“It was a wild field with just a few abandoned wagons lying scattered on the ground; no houses, no tools, no cows or horses. This was how they spent their first Rosh HaShanah and Yom Kippur in Argentina. Those first months were spent lying in wait next to the station, waiting for train passengers to throw them scraps of food from the windows. “Many pondered how in Russia, at least they had had roofs over their heads, homes with stoves and simmering soup, cows that gave milk and chickens that gave eggs. And they’d thought they were poor! They were, but they had not lived in total misery and abandonment as if they were animals scraping for morsels of food. To make matters worse, the cold, damp weather was beginning to take its toll.

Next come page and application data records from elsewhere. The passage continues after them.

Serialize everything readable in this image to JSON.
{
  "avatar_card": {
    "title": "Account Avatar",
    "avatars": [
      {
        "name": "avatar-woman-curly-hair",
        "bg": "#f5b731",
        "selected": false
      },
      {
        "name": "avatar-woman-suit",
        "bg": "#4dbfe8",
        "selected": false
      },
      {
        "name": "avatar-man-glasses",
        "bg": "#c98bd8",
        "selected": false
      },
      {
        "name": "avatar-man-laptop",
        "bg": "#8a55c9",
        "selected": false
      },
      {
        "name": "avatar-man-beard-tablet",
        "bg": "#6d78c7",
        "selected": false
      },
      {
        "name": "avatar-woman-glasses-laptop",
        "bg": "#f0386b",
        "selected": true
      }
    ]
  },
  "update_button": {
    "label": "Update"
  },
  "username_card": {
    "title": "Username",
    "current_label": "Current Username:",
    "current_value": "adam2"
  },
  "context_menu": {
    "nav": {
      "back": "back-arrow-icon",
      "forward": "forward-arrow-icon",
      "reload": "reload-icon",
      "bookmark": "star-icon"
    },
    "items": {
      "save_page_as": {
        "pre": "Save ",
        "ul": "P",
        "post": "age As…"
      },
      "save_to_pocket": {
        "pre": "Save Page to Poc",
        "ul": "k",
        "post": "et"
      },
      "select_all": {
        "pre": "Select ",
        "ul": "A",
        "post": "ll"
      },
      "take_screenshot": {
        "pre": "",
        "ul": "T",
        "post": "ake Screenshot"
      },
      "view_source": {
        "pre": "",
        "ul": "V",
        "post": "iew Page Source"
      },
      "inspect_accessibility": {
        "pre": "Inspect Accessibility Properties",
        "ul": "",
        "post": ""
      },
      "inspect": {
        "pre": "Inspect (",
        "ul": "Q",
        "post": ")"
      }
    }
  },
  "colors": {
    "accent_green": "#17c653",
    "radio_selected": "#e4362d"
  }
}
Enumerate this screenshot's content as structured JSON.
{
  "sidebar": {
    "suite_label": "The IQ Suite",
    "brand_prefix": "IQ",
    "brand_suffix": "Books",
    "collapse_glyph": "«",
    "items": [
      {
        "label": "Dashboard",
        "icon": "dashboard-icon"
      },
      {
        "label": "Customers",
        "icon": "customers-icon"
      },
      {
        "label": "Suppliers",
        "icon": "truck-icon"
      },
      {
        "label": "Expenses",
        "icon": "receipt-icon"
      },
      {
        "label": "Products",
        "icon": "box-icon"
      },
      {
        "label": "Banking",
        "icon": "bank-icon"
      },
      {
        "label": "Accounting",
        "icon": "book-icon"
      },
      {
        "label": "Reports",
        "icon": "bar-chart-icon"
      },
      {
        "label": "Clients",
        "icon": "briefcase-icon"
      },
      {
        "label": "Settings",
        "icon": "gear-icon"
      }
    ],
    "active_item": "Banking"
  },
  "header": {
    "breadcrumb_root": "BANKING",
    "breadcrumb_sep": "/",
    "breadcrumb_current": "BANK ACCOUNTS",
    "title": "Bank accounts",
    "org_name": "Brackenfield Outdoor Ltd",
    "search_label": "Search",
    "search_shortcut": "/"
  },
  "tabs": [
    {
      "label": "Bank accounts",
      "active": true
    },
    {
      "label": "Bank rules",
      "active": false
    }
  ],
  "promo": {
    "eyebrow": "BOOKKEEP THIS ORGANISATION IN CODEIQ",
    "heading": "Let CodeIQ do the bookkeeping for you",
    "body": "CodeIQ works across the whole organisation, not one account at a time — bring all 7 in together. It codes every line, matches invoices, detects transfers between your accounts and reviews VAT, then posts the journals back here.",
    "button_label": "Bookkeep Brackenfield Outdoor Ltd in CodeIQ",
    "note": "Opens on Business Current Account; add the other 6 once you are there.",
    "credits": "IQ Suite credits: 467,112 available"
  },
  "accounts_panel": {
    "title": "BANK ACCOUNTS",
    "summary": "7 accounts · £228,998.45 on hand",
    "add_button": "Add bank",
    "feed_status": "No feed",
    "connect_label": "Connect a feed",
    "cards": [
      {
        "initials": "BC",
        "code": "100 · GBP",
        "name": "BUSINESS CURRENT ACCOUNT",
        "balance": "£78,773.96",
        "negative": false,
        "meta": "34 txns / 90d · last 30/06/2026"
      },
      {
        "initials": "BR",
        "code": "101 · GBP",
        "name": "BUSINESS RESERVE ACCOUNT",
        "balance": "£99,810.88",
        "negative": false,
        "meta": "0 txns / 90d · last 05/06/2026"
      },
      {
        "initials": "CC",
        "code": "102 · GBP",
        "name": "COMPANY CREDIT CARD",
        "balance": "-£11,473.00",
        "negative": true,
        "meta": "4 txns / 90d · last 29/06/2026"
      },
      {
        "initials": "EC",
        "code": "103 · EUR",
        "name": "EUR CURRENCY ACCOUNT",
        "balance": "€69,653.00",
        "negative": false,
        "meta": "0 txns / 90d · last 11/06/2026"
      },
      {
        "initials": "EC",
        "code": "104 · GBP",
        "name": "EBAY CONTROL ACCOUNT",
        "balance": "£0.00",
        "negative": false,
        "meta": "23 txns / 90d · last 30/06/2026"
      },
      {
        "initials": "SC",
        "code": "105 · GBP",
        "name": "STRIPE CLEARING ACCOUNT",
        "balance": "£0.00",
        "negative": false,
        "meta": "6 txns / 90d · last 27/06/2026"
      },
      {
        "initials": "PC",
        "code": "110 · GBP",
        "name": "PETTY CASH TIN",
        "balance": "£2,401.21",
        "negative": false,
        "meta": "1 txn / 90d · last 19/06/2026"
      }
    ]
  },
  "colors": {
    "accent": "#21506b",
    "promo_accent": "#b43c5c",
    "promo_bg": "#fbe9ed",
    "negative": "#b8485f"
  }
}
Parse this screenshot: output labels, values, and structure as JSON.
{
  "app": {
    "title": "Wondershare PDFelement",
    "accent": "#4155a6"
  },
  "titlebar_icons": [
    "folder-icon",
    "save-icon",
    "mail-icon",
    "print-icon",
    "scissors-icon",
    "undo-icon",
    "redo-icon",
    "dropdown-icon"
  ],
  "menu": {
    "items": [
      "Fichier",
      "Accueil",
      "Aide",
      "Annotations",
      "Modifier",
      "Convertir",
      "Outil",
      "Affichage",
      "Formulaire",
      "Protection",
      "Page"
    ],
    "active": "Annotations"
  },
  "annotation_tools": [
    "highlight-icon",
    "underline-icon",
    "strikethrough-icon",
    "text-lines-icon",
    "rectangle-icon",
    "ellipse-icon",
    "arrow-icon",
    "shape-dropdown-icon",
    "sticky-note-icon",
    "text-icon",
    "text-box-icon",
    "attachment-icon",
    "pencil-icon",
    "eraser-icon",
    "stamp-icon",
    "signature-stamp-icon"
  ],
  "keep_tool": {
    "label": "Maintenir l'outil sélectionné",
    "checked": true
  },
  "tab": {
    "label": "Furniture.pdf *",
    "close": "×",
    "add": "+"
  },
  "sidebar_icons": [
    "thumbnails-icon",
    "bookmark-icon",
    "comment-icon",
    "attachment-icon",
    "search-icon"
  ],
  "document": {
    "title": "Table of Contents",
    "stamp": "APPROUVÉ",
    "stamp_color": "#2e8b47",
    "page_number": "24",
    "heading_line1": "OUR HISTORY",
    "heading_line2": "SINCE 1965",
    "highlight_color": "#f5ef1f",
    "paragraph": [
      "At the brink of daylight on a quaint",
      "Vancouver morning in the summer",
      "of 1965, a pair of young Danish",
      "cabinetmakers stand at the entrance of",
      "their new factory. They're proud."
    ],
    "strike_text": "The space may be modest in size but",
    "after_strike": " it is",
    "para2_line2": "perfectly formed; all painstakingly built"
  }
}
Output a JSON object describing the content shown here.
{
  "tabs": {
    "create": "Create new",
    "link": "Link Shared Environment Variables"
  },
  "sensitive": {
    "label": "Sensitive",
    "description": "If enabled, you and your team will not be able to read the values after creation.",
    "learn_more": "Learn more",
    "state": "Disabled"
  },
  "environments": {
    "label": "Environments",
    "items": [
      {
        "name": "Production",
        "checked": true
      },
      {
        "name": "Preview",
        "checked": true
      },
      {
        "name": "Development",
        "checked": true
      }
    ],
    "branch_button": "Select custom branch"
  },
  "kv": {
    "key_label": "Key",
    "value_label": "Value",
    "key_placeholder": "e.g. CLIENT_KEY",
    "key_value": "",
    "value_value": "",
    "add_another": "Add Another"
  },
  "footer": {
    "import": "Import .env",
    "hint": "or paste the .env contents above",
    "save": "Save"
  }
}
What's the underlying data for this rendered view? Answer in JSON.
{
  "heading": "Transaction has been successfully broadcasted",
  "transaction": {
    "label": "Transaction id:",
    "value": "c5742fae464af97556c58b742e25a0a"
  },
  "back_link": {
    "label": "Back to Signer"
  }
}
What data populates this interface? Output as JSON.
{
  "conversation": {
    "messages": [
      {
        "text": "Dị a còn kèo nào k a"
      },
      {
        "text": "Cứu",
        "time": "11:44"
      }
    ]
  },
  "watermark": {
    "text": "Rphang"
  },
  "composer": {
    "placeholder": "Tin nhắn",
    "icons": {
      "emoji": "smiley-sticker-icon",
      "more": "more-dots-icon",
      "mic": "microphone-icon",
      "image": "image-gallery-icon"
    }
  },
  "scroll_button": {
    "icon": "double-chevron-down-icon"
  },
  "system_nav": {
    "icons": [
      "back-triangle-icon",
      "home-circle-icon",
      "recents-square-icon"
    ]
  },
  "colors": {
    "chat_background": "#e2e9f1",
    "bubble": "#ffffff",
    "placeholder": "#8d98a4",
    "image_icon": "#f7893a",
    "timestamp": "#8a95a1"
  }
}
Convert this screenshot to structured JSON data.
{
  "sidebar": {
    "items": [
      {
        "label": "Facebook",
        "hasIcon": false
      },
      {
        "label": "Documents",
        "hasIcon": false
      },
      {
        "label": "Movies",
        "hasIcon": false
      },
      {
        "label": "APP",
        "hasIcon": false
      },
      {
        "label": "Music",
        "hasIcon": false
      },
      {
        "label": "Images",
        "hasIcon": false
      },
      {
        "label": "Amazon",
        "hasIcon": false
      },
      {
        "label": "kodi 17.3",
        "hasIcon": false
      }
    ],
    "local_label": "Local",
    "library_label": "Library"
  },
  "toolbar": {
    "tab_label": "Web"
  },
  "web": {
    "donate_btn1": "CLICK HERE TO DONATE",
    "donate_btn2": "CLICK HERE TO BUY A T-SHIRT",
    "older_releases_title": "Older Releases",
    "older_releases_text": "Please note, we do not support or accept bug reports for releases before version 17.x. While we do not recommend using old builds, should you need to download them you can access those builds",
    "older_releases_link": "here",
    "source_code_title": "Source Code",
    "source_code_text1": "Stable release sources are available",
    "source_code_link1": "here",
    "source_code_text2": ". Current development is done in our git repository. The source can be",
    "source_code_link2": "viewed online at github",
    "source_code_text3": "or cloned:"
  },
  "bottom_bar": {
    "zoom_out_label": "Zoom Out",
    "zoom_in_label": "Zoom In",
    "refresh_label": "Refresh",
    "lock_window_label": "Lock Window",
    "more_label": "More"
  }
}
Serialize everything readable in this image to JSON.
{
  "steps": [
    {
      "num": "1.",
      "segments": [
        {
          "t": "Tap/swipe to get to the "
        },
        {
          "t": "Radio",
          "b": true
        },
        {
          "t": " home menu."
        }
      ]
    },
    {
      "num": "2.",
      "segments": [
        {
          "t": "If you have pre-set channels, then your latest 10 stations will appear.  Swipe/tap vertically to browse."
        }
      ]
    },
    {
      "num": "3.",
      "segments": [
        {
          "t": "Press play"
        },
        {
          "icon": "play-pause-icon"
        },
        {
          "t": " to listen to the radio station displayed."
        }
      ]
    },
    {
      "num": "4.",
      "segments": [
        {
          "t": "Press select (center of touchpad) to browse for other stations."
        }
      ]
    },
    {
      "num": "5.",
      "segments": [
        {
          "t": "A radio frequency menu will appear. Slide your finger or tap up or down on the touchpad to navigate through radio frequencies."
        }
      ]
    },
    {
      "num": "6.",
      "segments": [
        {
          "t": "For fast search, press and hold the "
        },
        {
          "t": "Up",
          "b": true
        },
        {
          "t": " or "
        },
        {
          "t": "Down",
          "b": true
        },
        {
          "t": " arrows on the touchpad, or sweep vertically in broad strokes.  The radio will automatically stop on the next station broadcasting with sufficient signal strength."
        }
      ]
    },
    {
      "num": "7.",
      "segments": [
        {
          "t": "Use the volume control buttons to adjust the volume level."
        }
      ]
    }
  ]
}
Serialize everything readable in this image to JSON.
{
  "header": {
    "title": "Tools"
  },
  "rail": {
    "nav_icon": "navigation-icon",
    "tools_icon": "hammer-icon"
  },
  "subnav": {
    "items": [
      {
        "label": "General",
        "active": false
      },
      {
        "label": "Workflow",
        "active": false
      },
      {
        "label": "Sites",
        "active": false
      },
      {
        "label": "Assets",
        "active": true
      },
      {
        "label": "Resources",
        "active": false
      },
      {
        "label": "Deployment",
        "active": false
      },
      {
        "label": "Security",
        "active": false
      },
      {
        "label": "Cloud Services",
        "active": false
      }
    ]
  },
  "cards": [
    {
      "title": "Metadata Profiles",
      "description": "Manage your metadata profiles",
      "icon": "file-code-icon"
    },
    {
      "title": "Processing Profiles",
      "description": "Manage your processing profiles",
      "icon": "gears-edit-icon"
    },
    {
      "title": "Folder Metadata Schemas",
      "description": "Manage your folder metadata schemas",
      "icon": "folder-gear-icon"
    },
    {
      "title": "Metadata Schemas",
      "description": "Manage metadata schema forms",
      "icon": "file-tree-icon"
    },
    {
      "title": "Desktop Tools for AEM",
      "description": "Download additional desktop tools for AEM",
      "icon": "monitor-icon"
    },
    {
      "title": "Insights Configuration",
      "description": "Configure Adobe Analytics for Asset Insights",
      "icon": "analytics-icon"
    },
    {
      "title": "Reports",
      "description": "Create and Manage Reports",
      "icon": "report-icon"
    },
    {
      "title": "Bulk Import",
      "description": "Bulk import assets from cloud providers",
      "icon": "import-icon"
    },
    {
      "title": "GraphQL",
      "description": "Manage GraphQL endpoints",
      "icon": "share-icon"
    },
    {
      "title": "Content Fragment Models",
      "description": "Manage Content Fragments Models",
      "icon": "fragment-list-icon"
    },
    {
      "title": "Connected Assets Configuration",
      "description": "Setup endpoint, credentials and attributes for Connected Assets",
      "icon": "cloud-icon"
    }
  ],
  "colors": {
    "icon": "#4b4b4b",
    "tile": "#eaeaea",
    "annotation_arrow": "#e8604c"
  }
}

Many were becoming ill and they had no way of stopping infections and diseases from spreading. This was how the typhus epidemic broke out, exacerbated by poor hygiene, taking the lives of those children.
“This broke not only their hearts; it broke their spirits, their willingness to survive. Everyone was in mourning, but not only for their loved ones. As they buried body after body, they buried their hopes and dreams for a better future. Before the children died, some thought they would be better off returning to Russia; others thought that perhaps they should leave and search for a place with more favorable conditions. But once the children died, they did not want to abandon their graves to the claws of oblivion. They would rebuild their torn lives on this accursed land, no matter how much they had to struggle.
“The cemetery was the foundation of the Jewish community and bound the immigrants to the land. The first soil the men plowed was for the graves of their children, who had perished because of negligence, egoism and lust for money. The first drops of water that nourished the wild and desolate land were the tears of broken mothers, clinging to the tin cans that covered the graves of their children; the tears of desperate fathers who had been unable to save the lives of their precious ones.
“Before they ever had the chance to build homes, they built the cemetery filled with old kerosene tins with Hebrew words inscribed on them.”